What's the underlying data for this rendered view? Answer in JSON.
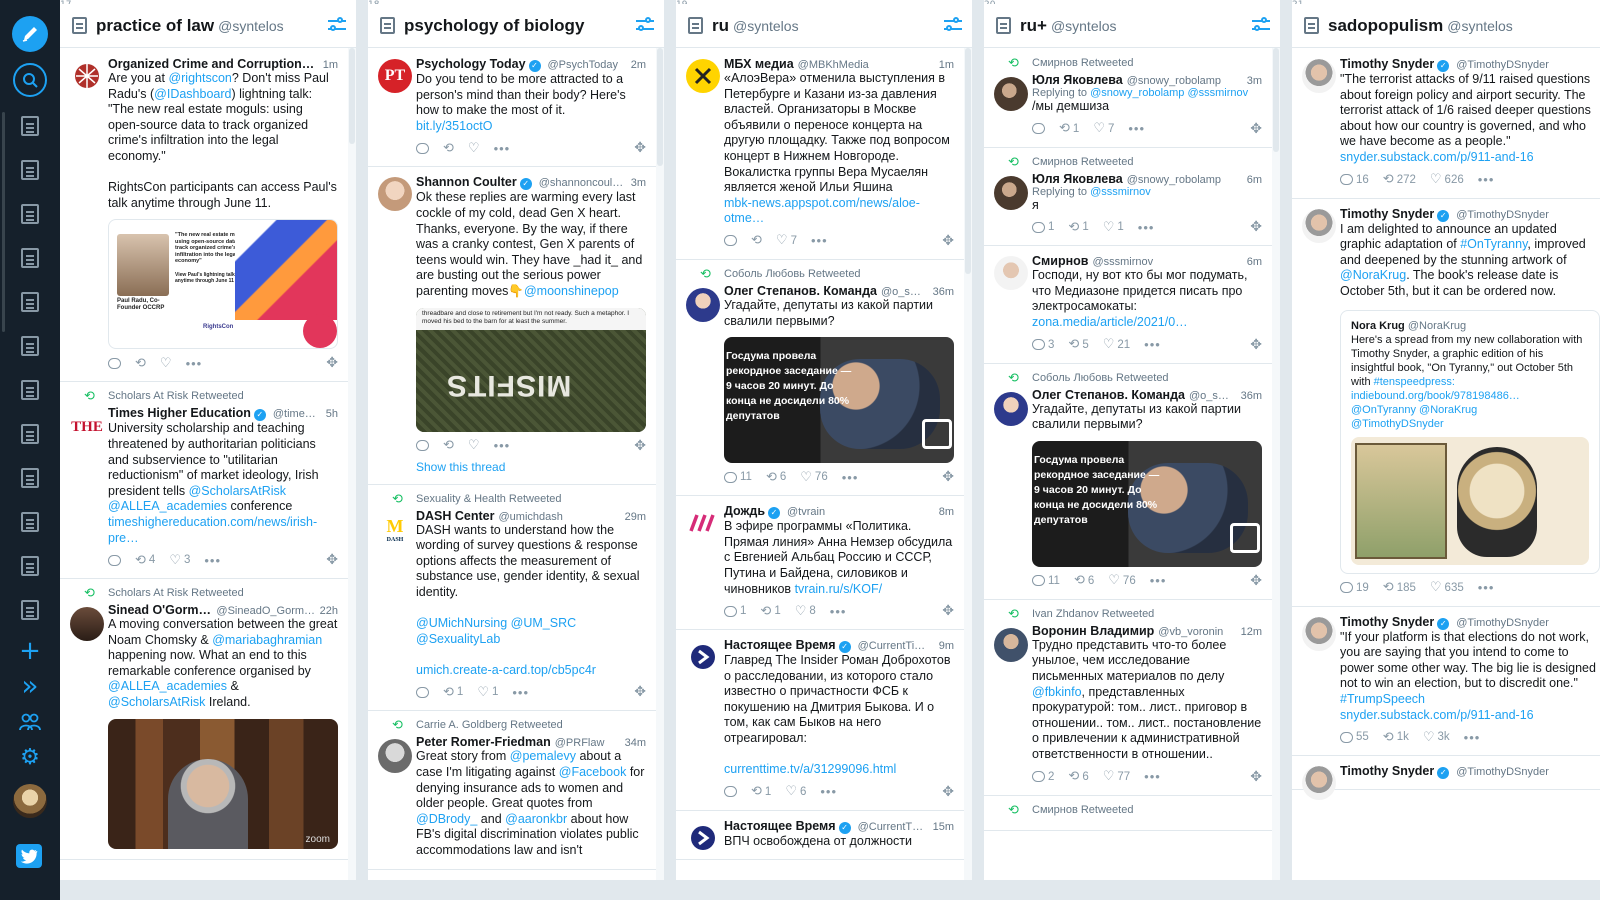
{
  "sidebar": {
    "compose_icon": "compose-icon",
    "search_icon": "search-icon",
    "columns_count": 12,
    "add_icon": "+",
    "expand_icon": "»",
    "accounts_icon": "accounts-icon",
    "settings_icon": "⚙",
    "twitter_icon": "twitter-bird-icon"
  },
  "columns": [
    {
      "number": "17",
      "title": "practice of law",
      "account": "@syntelos",
      "tweets": [
        {
          "name": "Organized Crime and Corruption…",
          "handle": "",
          "time": "1m",
          "text_a": "Are you at ",
          "link_a": "@rightscon",
          "text_b": "? Don't miss Paul Radu's (",
          "link_b": "@IDashboard",
          "text_c": ") lightning talk: \"The new real estate moguls: using open-source data to track organized crime's infiltration into the legal economy.\"\n\nRightsCon participants can access Paul's talk anytime through June 11.",
          "media_quote": "\"The new real estate moguls: using open-source data to track organized crime's infiltration into the legal economy\"",
          "media_sub": "View Paul's lightning talk anytime through June 11",
          "media_person": "Paul Radu, Co-Founder OCCRP",
          "media_brand": "RightsCon"
        },
        {
          "retweeted_by": "Scholars At Risk Retweeted",
          "name": "Times Higher Education",
          "handle": "@time…",
          "time": "5h",
          "avatar_text": "THE",
          "text": "University scholarship and teaching threatened by authoritarian politicians and subservience to \"utilitarian reductionism\" of market ideology, Irish president tells ",
          "links": [
            "@ScholarsAtRisk",
            "@ALLEA_academies",
            "timeshighereducation.com/news/irish-pre…"
          ],
          "text_mid": " conference ",
          "rt_count": "4",
          "like_count": "3"
        },
        {
          "retweeted_by": "Scholars At Risk Retweeted",
          "name": "Sinead O'Gorman",
          "handle": "@SineadO_Gorman",
          "time": "22h",
          "text_a": "A moving conversation between the great Noam Chomsky & ",
          "link_a": "@mariabaghramian",
          "text_b": " happening now. What an end to this remarkable conference organised by ",
          "link_b": "@ALLEA_academies",
          "text_c": " & ",
          "link_c": "@ScholarsAtRisk",
          "text_d": " Ireland.",
          "media_brand": "zoom"
        }
      ]
    },
    {
      "number": "18",
      "title": "psychology of biology",
      "account": "",
      "tweets": [
        {
          "name": "Psychology Today",
          "handle": "@PsychToday",
          "time": "2m",
          "avatar_text": "PT",
          "text": "Do you tend to be more attracted to a person's mind than their body? Here's how to make the most of it.",
          "link": "bit.ly/351octO"
        },
        {
          "name": "Shannon Coulter",
          "handle": "@shannoncoul…",
          "time": "3m",
          "text": "Ok these replies are warming every last cockle of my cold, dead Gen X heart. Thanks, everyone. By the way, if there was a cranky contest, Gen X parents of teens would win. They have _had it_ and are busting out the serious power parenting moves👇",
          "link": "@moonshinepop",
          "media_text": "threadbare and close to retirement but I'm not ready. Such a metaphor. I moved his bed to the barn for at least the summer.",
          "media_brand": "MISFITS",
          "show_thread": "Show this thread"
        },
        {
          "retweeted_by": "Sexuality & Health Retweeted",
          "name": "DASH Center",
          "handle": "@umichdash",
          "time": "29m",
          "avatar_text": "M",
          "avatar_sub": "DASH",
          "text": "DASH wants to understand how the wording of survey questions & response options affects the measurement of substance use, gender identity, & sexual identity.",
          "links": [
            "@UMichNursing",
            "@UM_SRC",
            "@SexualityLab",
            "umich.create-a-card.top/cb5pc4r"
          ],
          "rt_count": "1",
          "like_count": "1"
        },
        {
          "retweeted_by": "Carrie A. Goldberg Retweeted",
          "name": "Peter Romer-Friedman",
          "handle": "@PRFlaw",
          "time": "34m",
          "text_a": "Great story from ",
          "link_a": "@pemalevy",
          "text_b": " about a case I'm litigating against ",
          "link_b": "@Facebook",
          "text_c": " for denying insurance ads to women and older people. Great quotes from ",
          "link_c": "@DBrody_",
          "text_d": " and ",
          "link_d": "@aaronkbr",
          "text_e": " about how FB's digital discrimination violates public accommodations law and isn't"
        }
      ]
    },
    {
      "number": "19",
      "title": "ru",
      "account": "@syntelos",
      "tweets": [
        {
          "name": "МБХ медиа",
          "handle": "@MBKhMedia",
          "time": "1m",
          "text": "«АлоэВера» отменила выступления в Петербурге и Казани из-за давления властей. Организаторы в Москве объявили о переносе концерта на другую площадку. Также под вопросом концерт в Нижнем Новгороде. Вокалистка группы Вера Мусаелян является женой Ильи Яшина",
          "link": "mbk-news.appspot.com/news/aloe-otme…",
          "like_count": "7"
        },
        {
          "retweeted_by": "Соболь Любовь Retweeted",
          "name": "Олег Степанов. Команда",
          "handle": "@o_s…",
          "time": "36m",
          "text": "Угадайте, депутаты из какой партии свалили первыми?",
          "media_text": "Госдума провела рекордное заседание — 9 часов 20 минут. До конца не досидели 80% депутатов",
          "reply_count": "11",
          "rt_count": "6",
          "like_count": "76"
        },
        {
          "name": "Дождь",
          "handle": "@tvrain",
          "time": "8m",
          "text": "В эфире программы «Политика. Прямая линия» Анна Немзер обсудила с Евгенией Альбац Россию и СССР, Путина и Байдена, силовиков и чиновников ",
          "link": "tvrain.ru/s/KOF/",
          "reply_count": "1",
          "rt_count": "1",
          "like_count": "8"
        },
        {
          "name": "Настоящее Время",
          "handle": "@CurrentTi…",
          "time": "9m",
          "text": "Главред The Insider Роман Доброхотов о расследовании, из которого стало известно о причастности ФСБ к покушению на Дмитрия Быкова. И о том, как сам Быков на него отреагировал:",
          "link": "currenttime.tv/a/31299096.html",
          "rt_count": "1",
          "like_count": "6"
        },
        {
          "name": "Настоящее Время",
          "handle": "@CurrentT…",
          "time": "15m",
          "text": "ВПЧ освобождена от должности"
        }
      ]
    },
    {
      "number": "20",
      "title": "ru+",
      "account": "@syntelos",
      "tweets": [
        {
          "retweeted_by": "Смирнов Retweeted",
          "name": "Юля Яковлева",
          "handle": "@snowy_robolamp",
          "time": "3m",
          "reply_to_label": "Replying to ",
          "reply_to": "@snowy_robolamp @sssmirnov",
          "text": "/мы демшиза",
          "rt_count": "1",
          "like_count": "7"
        },
        {
          "retweeted_by": "Смирнов Retweeted",
          "name": "Юля Яковлева",
          "handle": "@snowy_robolamp",
          "time": "6m",
          "reply_to_label": "Replying to ",
          "reply_to": "@sssmirnov",
          "text": "я",
          "reply_count": "1",
          "rt_count": "1",
          "like_count": "1"
        },
        {
          "name": "Смирнов",
          "handle": "@sssmirnov",
          "time": "6m",
          "text": "Господи, ну вот кто бы мог подумать, что Медиазоне придется писать про электросамокаты:",
          "link": "zona.media/article/2021/0…",
          "reply_count": "3",
          "rt_count": "5",
          "like_count": "21"
        },
        {
          "retweeted_by": "Соболь Любовь Retweeted",
          "name": "Олег Степанов. Команда",
          "handle": "@o_s…",
          "time": "36m",
          "text": "Угадайте, депутаты из какой партии свалили первыми?",
          "media_text": "Госдума провела рекордное заседание — 9 часов 20 минут. До конца не досидели 80% депутатов",
          "reply_count": "11",
          "rt_count": "6",
          "like_count": "76"
        },
        {
          "retweeted_by": "Ivan Zhdanov Retweeted",
          "name": "Воронин Владимир",
          "handle": "@vb_voronin",
          "time": "12m",
          "text_a": "Трудно представить что-то более унылое, чем исследование письменных материалов по делу ",
          "link_a": "@fbkinfo",
          "text_b": ", представленных прокуратурой: том.. лист.. приговор в отношении.. том.. лист.. постановление о привлечении к административной ответственности в отношении..",
          "reply_count": "2",
          "rt_count": "6",
          "like_count": "77"
        },
        {
          "retweeted_by": "Смирнов Retweeted",
          "name": "",
          "handle": "",
          "time": "",
          "text": ""
        }
      ]
    },
    {
      "number": "21",
      "title": "sadopopulism",
      "account": "@syntelos",
      "tweets": [
        {
          "name": "Timothy Snyder",
          "handle": "@TimothyDSnyder",
          "time": "",
          "text": "\"The terrorist attacks of 9/11 raised questions about foreign policy and airport security. The terrorist attack of 1/6 raised deeper questions about how our country is governed, and who we have become as a people.\"",
          "link": "snyder.substack.com/p/911-and-16",
          "reply_count": "16",
          "rt_count": "272",
          "like_count": "626"
        },
        {
          "name": "Timothy Snyder",
          "handle": "@TimothyDSnyder",
          "time": "",
          "text_a": "I am delighted to announce an updated graphic adaptation of ",
          "link_a": "#OnTyranny",
          "text_b": ", improved and deepened by the stunning artwork of ",
          "link_b": "@NoraKrug",
          "text_c": ". The book's release date is October 5th, but it can be ordered now.",
          "quote_name": "Nora Krug",
          "quote_handle": "@NoraKrug",
          "quote_text": "Here's a spread from my new collaboration with Timothy Snyder, a graphic edition of his insightful book, \"On Tyranny,\" out October 5th with ",
          "quote_links": [
            "#tenspeedpress:",
            "indiebound.org/book/978198486…",
            "@OnTyranny @NoraKrug",
            "@TimothyDSnyder"
          ],
          "reply_count": "19",
          "rt_count": "185",
          "like_count": "635"
        },
        {
          "name": "Timothy Snyder",
          "handle": "@TimothyDSnyder",
          "time": "",
          "text": "\"If your platform is that elections do not work, you are saying that you intend to come to power some other way. The big lie is designed not to win an election, but to discredit one.\"",
          "links": [
            "#TrumpSpeech",
            "snyder.substack.com/p/911-and-16"
          ],
          "reply_count": "55",
          "rt_count": "1k",
          "like_count": "3k"
        },
        {
          "name": "Timothy Snyder",
          "handle": "@TimothyDSnyder",
          "time": "",
          "text": ""
        }
      ]
    }
  ],
  "colors": {
    "accent": "#1da1f2",
    "sidebar_bg": "#15202b",
    "retweet": "#17bf63",
    "muted": "#657786"
  }
}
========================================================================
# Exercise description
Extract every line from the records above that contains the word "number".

# Problem solution
      "number": "17",
      "number": "18",
      "number": "19",
      "number": "20",
      "number": "21",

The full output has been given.